Why Do I Not Remember Spring Days?

It’s in the drift of instances, behavior. Like Carol
looking every chance she gets—
and that is at least daily in our walks to the mailbox—she

looking for the yellow moccasin flower
that we both thought we saw in its early spring fronds,
now lost,

maybe among the undergrowth,
the lushness of poison ivy,
or maybe just gone.

Or the look of the birch, autumn topped
even this late in spring—early in summer—
from last year’s drought,

fall having taken hold of the treetops as early as August.
The birch over there on the left of the road
dead, it seems, for its last thirty feet into the sky,

one lower limb greened out with something like hope.
It’s all in the drift of instances, like
one season’s promise of life a prelude to death,

the promise of interlude last fall a prelude
to growthlessness this season.
Instances grow together,

grow backward sometimes,
to make incomplete for us what Nature
suits herself, not us, to finish.

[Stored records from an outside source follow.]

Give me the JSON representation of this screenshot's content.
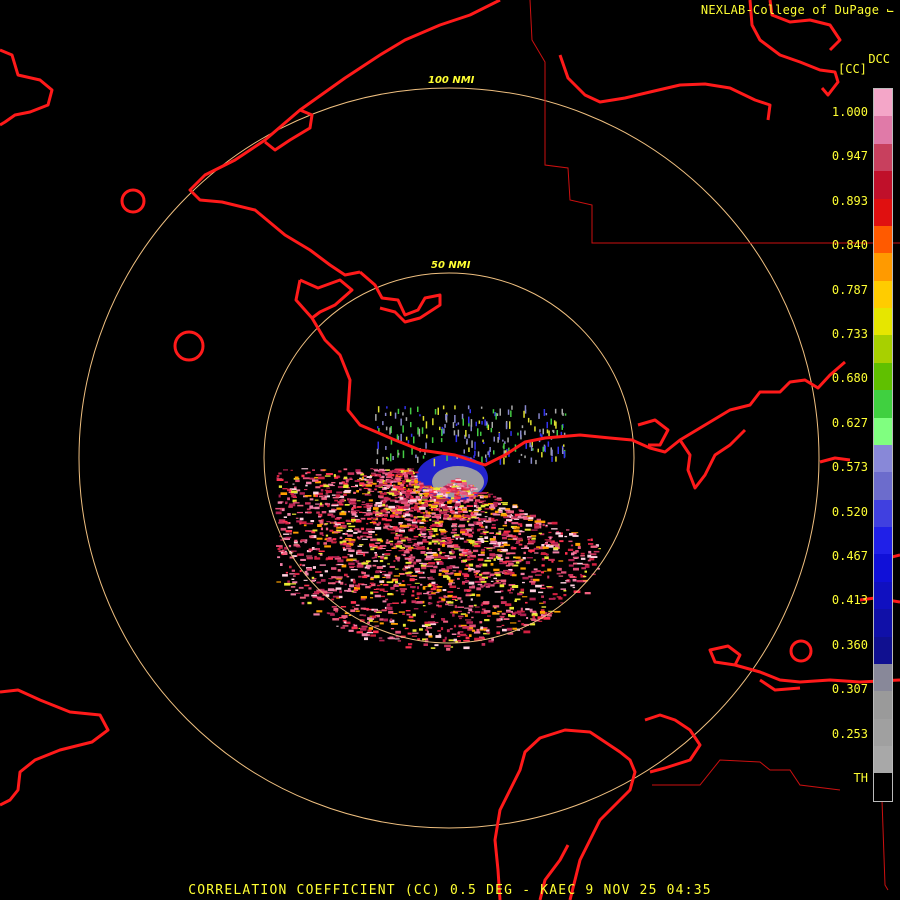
{
  "header": {
    "credit": "NEXLAB-College of DuPage",
    "logo_icon": "cod-logo-icon",
    "product_code": "DCC",
    "units": "[CC]"
  },
  "rings": [
    {
      "label": "100 NMI"
    },
    {
      "label": "50 NMI"
    }
  ],
  "legend": {
    "ticks": [
      "1.000",
      "0.947",
      "0.893",
      "0.840",
      "0.787",
      "0.733",
      "0.680",
      "0.627",
      "0.573",
      "0.520",
      "0.467",
      "0.413",
      "0.360",
      "0.307",
      "0.253",
      "TH"
    ],
    "colors": [
      "#f4a6c8",
      "#e07aa8",
      "#c8405e",
      "#c0102a",
      "#e01010",
      "#ff5a00",
      "#ff9a00",
      "#ffcc00",
      "#e6e600",
      "#a8d000",
      "#60c000",
      "#40d040",
      "#80ff80",
      "#8888d8",
      "#6c6ccc",
      "#4040e0",
      "#2020e8",
      "#1010d8",
      "#1010c0",
      "#1010a8",
      "#101090",
      "#888899",
      "#9a9a9a",
      "#a0a0a0",
      "#a8a8a8",
      "#000000"
    ]
  },
  "caption": "CORRELATION COEFFICIENT (CC) 0.5 DEG - KAEC 9 NOV 25 04:35",
  "colors": {
    "background": "#000000",
    "coastline": "#ff1a1a",
    "ring": "#f0c080",
    "text": "#ffff33"
  }
}
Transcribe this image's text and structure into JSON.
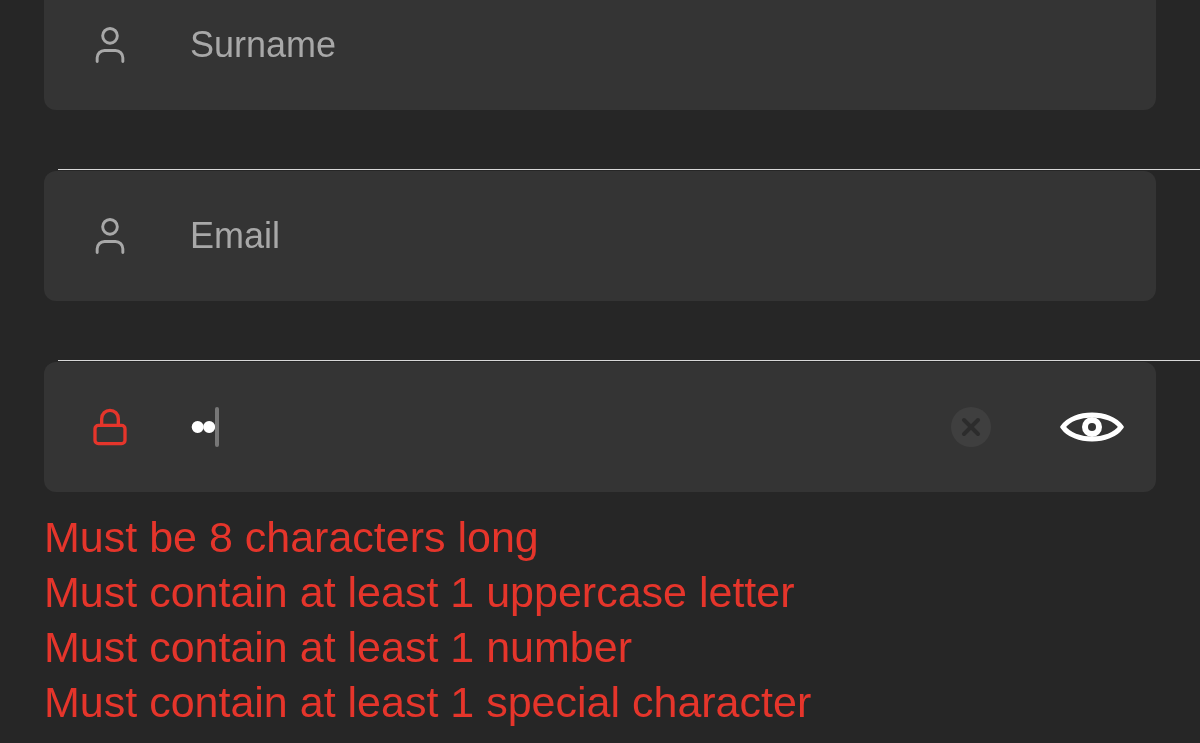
{
  "fields": [
    {
      "kind": "text",
      "placeholder": "Surname",
      "invalid": false
    },
    {
      "kind": "text",
      "placeholder": "Email",
      "invalid": false
    },
    {
      "kind": "password",
      "value": "••",
      "invalid": true,
      "focused": true
    }
  ],
  "errors": [
    "Must be 8 characters long",
    "Must contain at least 1 uppercase letter",
    "Must contain at least 1 number",
    "Must contain at least 1 special character"
  ]
}
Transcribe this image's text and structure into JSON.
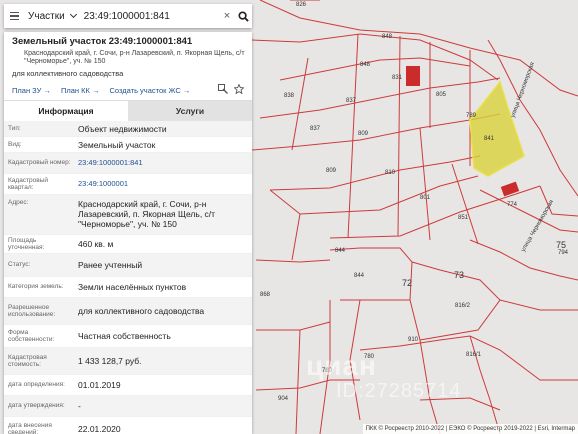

Richard Fenton Sederstrom was raised and lives in the Sonoran Desert of Arizona and the North Woods of Minnesota. Sederstrom is the author of seven books of poetry, his newest book, Icarus Rising, Misadventures in Ascension, published by Jackpine Writers' Bloc, was released last winter. Read other articles by Richard Fenton.